Protecting endangered species – using the Endangered Species Act to save imperiled wildlife
Endangered Species Act Protections
We are currently in the midst of the sixth mass extinction in Earth’s history. While extinction is a natural process, the current extinction rate is at least one thousand times the historical rate indicated by the fossil record. Blame for this sixth mass extinction can be placed squarely on humans. Habitat destruction, climate change, pollution, exploitation, and proliferation of non-native species—driven by human overpopulation and overconsumption—have resulted in a catastrophic loss of biodiversity.
One of the best tools we have for fighting species loss is the United States Endangered Species Act. This is our nation’s most powerful environmental law, and since it was passed in 1973, the Act has been 99 percent successful at preventing the extinction of listed species. But many plant and animal species scientists consider imperiled have not been listed under the Endangered Species Act. Moreover, thanks to a loophole in the listing process, even species deemed deserving of listing must often wait years on the candidate list before they are protected. Some of these species have gone extinct while awaiting listing.
We have an energetic and dogged campaign to usher imperiled species onto the legal ark of the Endangered Species Act and then use the Act’s full powers to ensure those species’ survival and recovery. We fight for the imperiled species that don’t have the luxury of time.
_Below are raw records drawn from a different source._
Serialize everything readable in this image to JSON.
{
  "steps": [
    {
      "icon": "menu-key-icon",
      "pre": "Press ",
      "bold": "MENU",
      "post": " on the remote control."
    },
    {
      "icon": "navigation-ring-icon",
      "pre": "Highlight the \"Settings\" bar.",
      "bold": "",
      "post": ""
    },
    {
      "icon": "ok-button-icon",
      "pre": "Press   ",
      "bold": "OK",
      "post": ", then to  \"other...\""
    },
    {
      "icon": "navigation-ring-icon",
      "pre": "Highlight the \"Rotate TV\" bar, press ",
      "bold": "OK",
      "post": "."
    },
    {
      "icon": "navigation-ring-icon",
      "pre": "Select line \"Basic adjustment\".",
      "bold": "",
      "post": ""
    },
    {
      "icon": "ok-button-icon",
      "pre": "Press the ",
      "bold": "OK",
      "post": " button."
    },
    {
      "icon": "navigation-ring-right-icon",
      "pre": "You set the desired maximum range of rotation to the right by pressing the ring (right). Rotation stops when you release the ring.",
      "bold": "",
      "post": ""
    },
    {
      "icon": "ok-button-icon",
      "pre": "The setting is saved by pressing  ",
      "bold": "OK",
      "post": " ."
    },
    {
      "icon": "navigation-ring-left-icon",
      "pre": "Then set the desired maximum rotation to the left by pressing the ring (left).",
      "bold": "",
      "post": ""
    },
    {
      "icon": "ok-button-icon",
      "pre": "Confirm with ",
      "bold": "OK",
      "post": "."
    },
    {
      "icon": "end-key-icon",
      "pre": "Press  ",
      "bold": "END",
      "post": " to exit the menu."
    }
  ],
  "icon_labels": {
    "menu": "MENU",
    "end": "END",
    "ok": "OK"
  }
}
Defend the Endangered Species Act
The Endangered Species Act is our country’s most essential environmental law protecting plants and animals, yet some members of Congress want to weaken the law. Tell Congress you value native wildlife and want to see all imperiled species protected.
Guardians and the Endangered Species Act
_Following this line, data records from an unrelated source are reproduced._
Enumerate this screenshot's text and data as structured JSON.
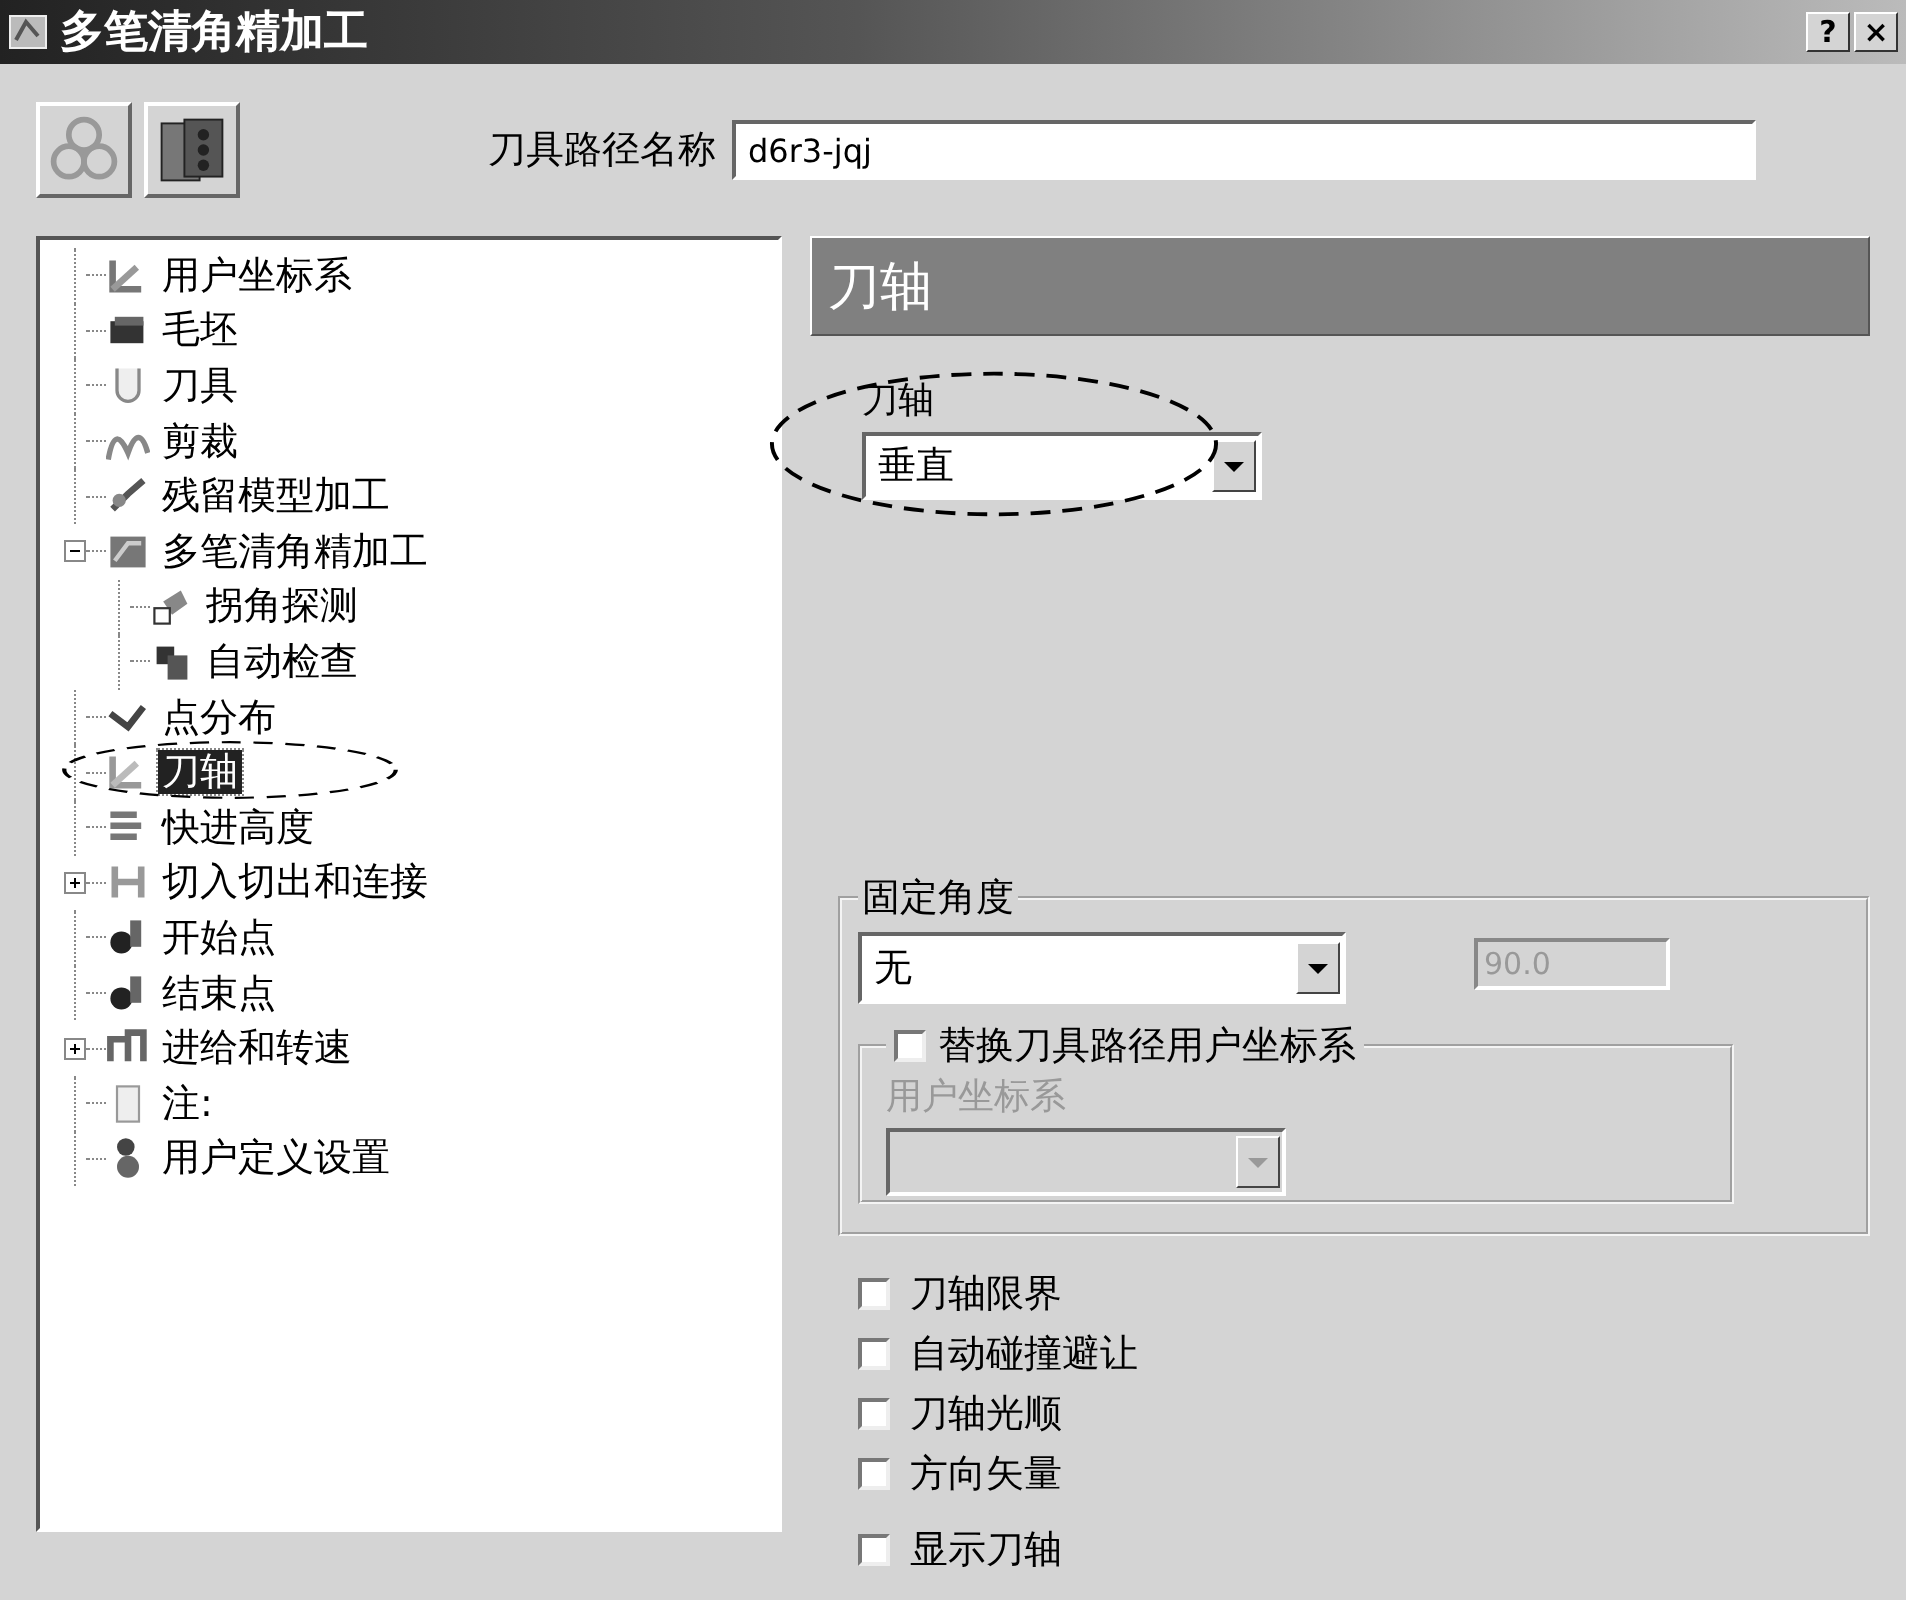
{
  "window": {
    "title": "多笔清角精加工",
    "buttons": [
      "?",
      "×"
    ]
  },
  "toolpath_name": {
    "label": "刀具路径名称",
    "value": "d6r3-jqj"
  },
  "tree": [
    {
      "label": "用户坐标系",
      "selected": false
    },
    {
      "label": "毛坯",
      "selected": false
    },
    {
      "label": "刀具",
      "selected": false
    },
    {
      "label": "剪裁",
      "selected": false
    },
    {
      "label": "残留模型加工",
      "selected": false
    },
    {
      "label": "多笔清角精加工",
      "selected": false,
      "expanded": true,
      "children": [
        {
          "label": "拐角探测",
          "selected": false
        },
        {
          "label": "自动检查",
          "selected": false
        }
      ]
    },
    {
      "label": "点分布",
      "selected": false
    },
    {
      "label": "刀轴",
      "selected": true
    },
    {
      "label": "快进高度",
      "selected": false
    },
    {
      "label": "切入切出和连接",
      "selected": false,
      "expanded": false
    },
    {
      "label": "开始点",
      "selected": false
    },
    {
      "label": "结束点",
      "selected": false
    },
    {
      "label": "进给和转速",
      "selected": false,
      "expanded": false
    },
    {
      "label": "注:",
      "selected": false
    },
    {
      "label": "用户定义设置",
      "selected": false
    }
  ],
  "panel": {
    "title": "刀轴",
    "tool_axis": {
      "label": "刀轴",
      "value": "垂直"
    },
    "fixed_angle": {
      "title": "固定角度",
      "value": "无",
      "angle": "90.0",
      "angle_disabled": true,
      "replace_ucs": {
        "label": "替换刀具路径用户坐标系",
        "checked": false,
        "ucs_label": "用户坐标系",
        "disabled": true
      }
    },
    "options": [
      {
        "label": "刀轴限界",
        "checked": false
      },
      {
        "label": "自动碰撞避让",
        "checked": false
      },
      {
        "label": "刀轴光顺",
        "checked": false
      },
      {
        "label": "方向矢量",
        "checked": false
      }
    ],
    "display_options": [
      {
        "label": "显示刀轴",
        "checked": false
      }
    ]
  }
}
Learn more about our work on the Endangered Species Act, including how we secured Endangered Species Act protections for nearly 200 imperiled species.
In 2011, we entered into an agreement with the U.S. Fish and Wildlife Service that resulted in Endangered Species Act protections for nearly 200 species awaiting listing.
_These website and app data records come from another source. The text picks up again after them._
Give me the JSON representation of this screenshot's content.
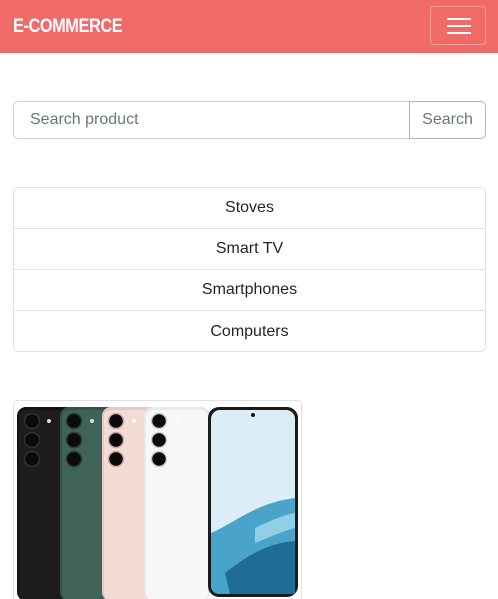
{
  "navbar": {
    "brand": "E-COMMERCE",
    "menu_icon": "hamburger-menu-icon"
  },
  "search": {
    "placeholder": "Search product",
    "button_label": "Search"
  },
  "categories": [
    {
      "label": "Stoves"
    },
    {
      "label": "Smart TV"
    },
    {
      "label": "Smartphones"
    },
    {
      "label": "Computers"
    }
  ],
  "product": {
    "image": "smartphone-lineup-image",
    "colors": [
      "#111111",
      "#3a5a50",
      "#f0d6d0",
      "#f4f4f4"
    ]
  },
  "theme": {
    "accent": "#f06a68"
  }
}
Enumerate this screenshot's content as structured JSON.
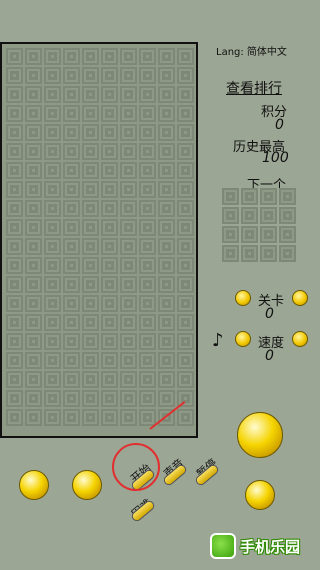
{
  "lang_label": "Lang: 简体中文",
  "rank_link": "查看排行",
  "score": {
    "label": "积分",
    "value": "0"
  },
  "high_score": {
    "label": "历史最高",
    "value": "100"
  },
  "next_label": "下一个",
  "level": {
    "label": "关卡",
    "value": "0"
  },
  "speed": {
    "label": "速度",
    "value": "0"
  },
  "music_icon": "♪",
  "buttons": {
    "start": "开始",
    "sound": "声音",
    "pause": "暂停",
    "difficulty": "困难"
  },
  "watermark": "手机乐园"
}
Photo Credit: Louis Swift
Education and Outreach
Our work is backed by the best available science, and we strive to make our research transparent through our research and reports. We also conduct public education campaigns to increase tolerance and promote coexistence, particularly for species that have not been afforded the legal protections of the Endangered Species Act.
Prairie Dog Day
February 2nd is officially recognized as Groundhog Day, but here in the West we celebrate Prairie Dog Day. Prairie Dog Day events invite the public to more fully understand prairie dogs and their communities, and learn how the status of prairie dogs affects the health of our western grasslands. For 10 years, we released our annual Report from the Burrow: Forecast of the Prairie Dog on Prairie Dog Day, rating how Western states are, or are not, ensuring the species’ health.
“The Troubles With Trapping” New Mexican Roadshow
WildEarth Guardians, as part of the TrapFreeNM.org coalition, organized this eight-city tour of New Mexico in 2012 to highlight the dangers associated with public lands trapping. We set out to meet New Mexico’s citizens and voters face-to-face in order to elevate the issue, raise awareness, and capture the attention of decision makers.
Coexisting With Cougars
Public education is key to maintaining tolerance for the West’s charismatic big cats and ensuring their conservation. We have organized a multitude of educational talks on cougars in Colorado and New Mexico. By improving awareness and understanding of these native cats, we can promote common-sense precautions to eliminate potential human-cougar conflicts.
How You Can Help
Help protect the incredible, vulnerable wildlife of the West! Be a guardian for the wild by joining the conversation, learning about current issues, and making your voice heard. Together, we're a powerful force for nature.
Recent Stories From Wildlife
“Take a child hunting, fishing or trapping.” Hunting and angling – when done right and informed by the best available science – are fair-chase pursuits of food and learning. Trapping is, at best, a financial net-zero activity that perpetuates cruelty, privatizes a public resource, and endangers the safety of people, companion animals and imperiled species.Read more >
Federal wildlife workers kill coyotes in Montana with an arsenal of lethal approaches. They shoot them from helicopters. They shoot them from airplanes. They employ leghold traps. They set snares. And they use M-44 devices that, once triggered, spray sodium cyanide into the carnivores’ mouths, where it mixes with moisture to form deadly cyanide gas.Read more >